▶ **EXERCISE BRIEF**:
Determine how many lines below include the string "cards". Reply with the number only.

▶ **SUPPLIED DATA**:
"""
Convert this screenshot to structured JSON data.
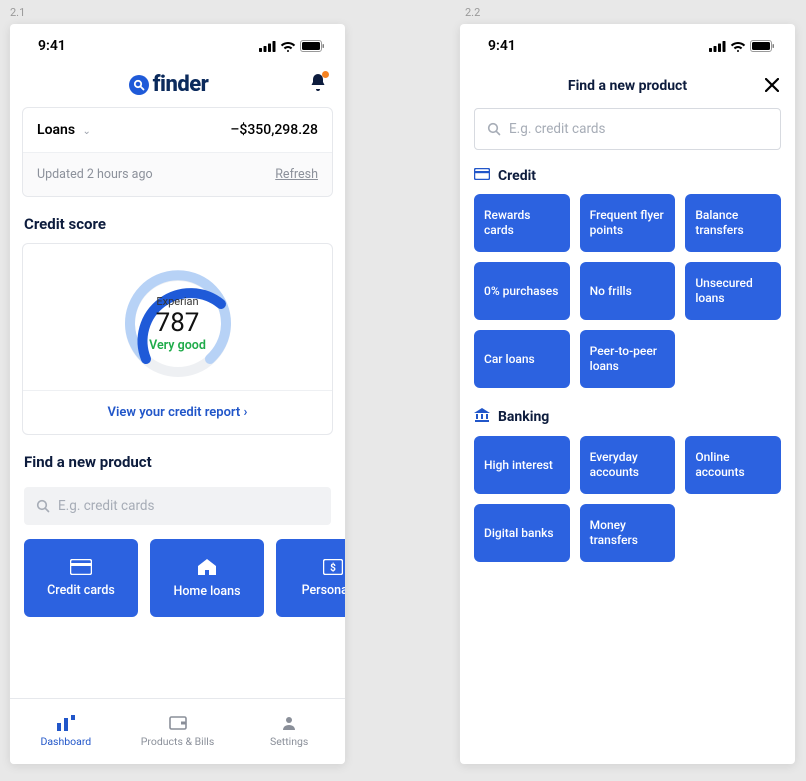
{
  "labels": {
    "s1": "2.1",
    "s2": "2.2"
  },
  "status": {
    "time": "9:41"
  },
  "brand": "finder",
  "loans": {
    "label": "Loans",
    "amount": "–$350,298.28",
    "updated": "Updated 2 hours ago",
    "refresh": "Refresh"
  },
  "credit": {
    "title": "Credit score",
    "provider": "Experian",
    "score": "787",
    "rating": "Very good",
    "cta": "View your credit report  ›"
  },
  "find": {
    "title": "Find a new product",
    "placeholder": "E.g. credit cards"
  },
  "tiles": [
    {
      "label": "Credit cards",
      "icon": "card"
    },
    {
      "label": "Home loans",
      "icon": "home"
    },
    {
      "label": "Personal lo",
      "icon": "dollar"
    }
  ],
  "tabs": [
    {
      "label": "Dashboard",
      "active": true
    },
    {
      "label": "Products & Bills",
      "active": false
    },
    {
      "label": "Settings",
      "active": false
    }
  ],
  "modal": {
    "title": "Find a new product",
    "placeholder": "E.g. credit cards"
  },
  "categories": [
    {
      "name": "Credit",
      "icon": "credit",
      "items": [
        "Rewards cards",
        "Frequent flyer points",
        "Balance transfers",
        "0% purchases",
        "No frills",
        "Unsecured loans",
        "Car loans",
        "Peer-to-peer loans"
      ]
    },
    {
      "name": "Banking",
      "icon": "bank",
      "items": [
        "High interest",
        "Everyday accounts",
        "Online accounts",
        "Digital banks",
        "Money transfers"
      ]
    }
  ]
}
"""
▶ **OUTPUT FOR THIS EXERCISE**:
4